My friend Jon, who often provides the photos I employ to illustrate the Black NJ series of postings, wrote about his recent trip with his 83 year-old father to Harpers Ferry. Fire on the Mountain blog-site founder, Jimmy Higgins suggested that we may want to publish this, so (with Jon's permission) his reflections on Si and his recent visit to Harpers Ferry follow:
by Jon Levine
John Brown's "Fort", below the railroad right-of-way at the intersection of Shenandoah and Potomac Streets.
Visiting Harpers Ferry after 47 years? No, not me. My family, my union sisters & brothers, my comrades and other friends all know that I try and make Hajj down to the Ferry as often as possible. Whether I'm driving to Florida on union business, heading to DC for a conference or a demonstration, or on my way to the Black Workers for Justice annual Martin Luther King "Salute to Labor" dinner, if I'm driving, Harpers Ferry is nearly always along the way.
But this year, when I decided to head randomly south I also decided to reprise the old tradition of taking my father along (traveling with my dad, Si, is something we did for a few years right after he retired). And the last time Si was in Harpers Ferry was probably around 1962 or so. Back then the US was commercializing the Civil War, selling little blue or grey "forage caps" for children to dress like Union or CSA troops. Family trips to Gettysburg, Antietam, Harpers Ferry and other relatively closeby Civil War battlefields were part of the new and rising US highway culture (and yes, at the time this industrial town at juncture of the Shenandoah and the Potomac Rivers was mainly *supposed* to be remembered for Stonewall Jackson's 1862 victory).

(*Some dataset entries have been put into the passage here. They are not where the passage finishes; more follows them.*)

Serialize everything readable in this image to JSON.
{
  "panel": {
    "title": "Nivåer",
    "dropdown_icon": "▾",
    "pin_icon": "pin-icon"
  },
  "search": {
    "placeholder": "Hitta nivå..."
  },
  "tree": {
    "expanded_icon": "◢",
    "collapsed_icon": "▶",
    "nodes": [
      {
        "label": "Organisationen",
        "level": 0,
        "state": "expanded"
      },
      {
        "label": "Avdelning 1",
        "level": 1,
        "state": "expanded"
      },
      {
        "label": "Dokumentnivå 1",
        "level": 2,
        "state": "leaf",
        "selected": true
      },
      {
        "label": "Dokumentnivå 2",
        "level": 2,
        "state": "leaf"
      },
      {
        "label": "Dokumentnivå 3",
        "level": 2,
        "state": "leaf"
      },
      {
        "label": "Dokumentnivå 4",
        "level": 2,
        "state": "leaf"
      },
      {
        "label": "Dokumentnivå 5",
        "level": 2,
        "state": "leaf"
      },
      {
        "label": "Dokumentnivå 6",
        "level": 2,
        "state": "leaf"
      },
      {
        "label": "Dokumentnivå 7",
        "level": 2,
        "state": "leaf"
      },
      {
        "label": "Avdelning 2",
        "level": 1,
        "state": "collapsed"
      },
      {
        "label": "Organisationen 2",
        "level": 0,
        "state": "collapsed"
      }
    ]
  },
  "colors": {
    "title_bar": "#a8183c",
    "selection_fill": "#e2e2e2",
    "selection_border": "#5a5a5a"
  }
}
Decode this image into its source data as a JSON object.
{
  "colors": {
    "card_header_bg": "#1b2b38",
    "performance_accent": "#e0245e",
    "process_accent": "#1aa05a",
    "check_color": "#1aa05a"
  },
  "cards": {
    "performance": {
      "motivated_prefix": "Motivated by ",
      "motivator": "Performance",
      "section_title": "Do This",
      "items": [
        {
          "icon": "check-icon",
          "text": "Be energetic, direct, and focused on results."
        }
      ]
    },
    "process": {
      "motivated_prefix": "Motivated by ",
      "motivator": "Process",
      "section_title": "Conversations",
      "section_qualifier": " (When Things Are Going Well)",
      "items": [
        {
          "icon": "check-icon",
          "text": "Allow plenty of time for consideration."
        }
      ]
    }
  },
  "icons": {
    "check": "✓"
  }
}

So what's different after nearly half-a-century? I'd noticed a few of these things in the twenty-or-so years I've been making pilgrimage, but seeing the differences from Si's perspective after 47 years was particularly instructive. Obviously John Brown and the Kennedy Farmhouse Raiders has taken on greater significance this year, the Sesquicentennial of Brown's raid. But the relatively new exhibit on Storer College and the Niagara Movement, on W.E.B. DuBois, as well the exhibit about freedmen and slaves in Harpers Ferry impressed my dad. Si was interested to see that the Black population of Harpers Ferry at the time of Brown's raid was approximately 50% freedmen, making the "paradox" that the first townie to die in the raid was a free African-American railroad worker relatively inevitable rather than "ironic", which is how other exhibits choose to describe the incident.
But for me, these newer exhibits had been there for awhile, I've seen them before. No, I found one small new element not only interesting, but instructive. There is an obelisk on the rise near the railroad bridge marking the original location of "John Brown's Fort." (I've always had a problem with this description of the fire-pump storage facility where Brown and the remaining raiders took refuge, maybe going back to my first visit in the early '60s, but that's another matter). My biggest problem was that the location of that firehouse always felt wrong. I knew that it had been moved more than once (to the grounds of Storer College, to the Columbian Exhibition in Chicago, back to Storer, later destroyed, and eventually recreated. Yes, I knew all that, but the location below the railroad right-of-way always felt somehow WRONG, both as a pump-house and (more importantly) as the location Brown would choose for a "last stand."
Militarily, we would expect Brown to choose a less isolated spot as he attempted to cross the river into the highlands (and yes, Brown was a fairly masterful tactician, as earlier events in Kansas had shown). Now the monument on the rise, placing that as the original site of the firehouse may have been there before, but I didn't see it 'til this visit. It made sense, it answered some nagging questions and so I, too, learned something new…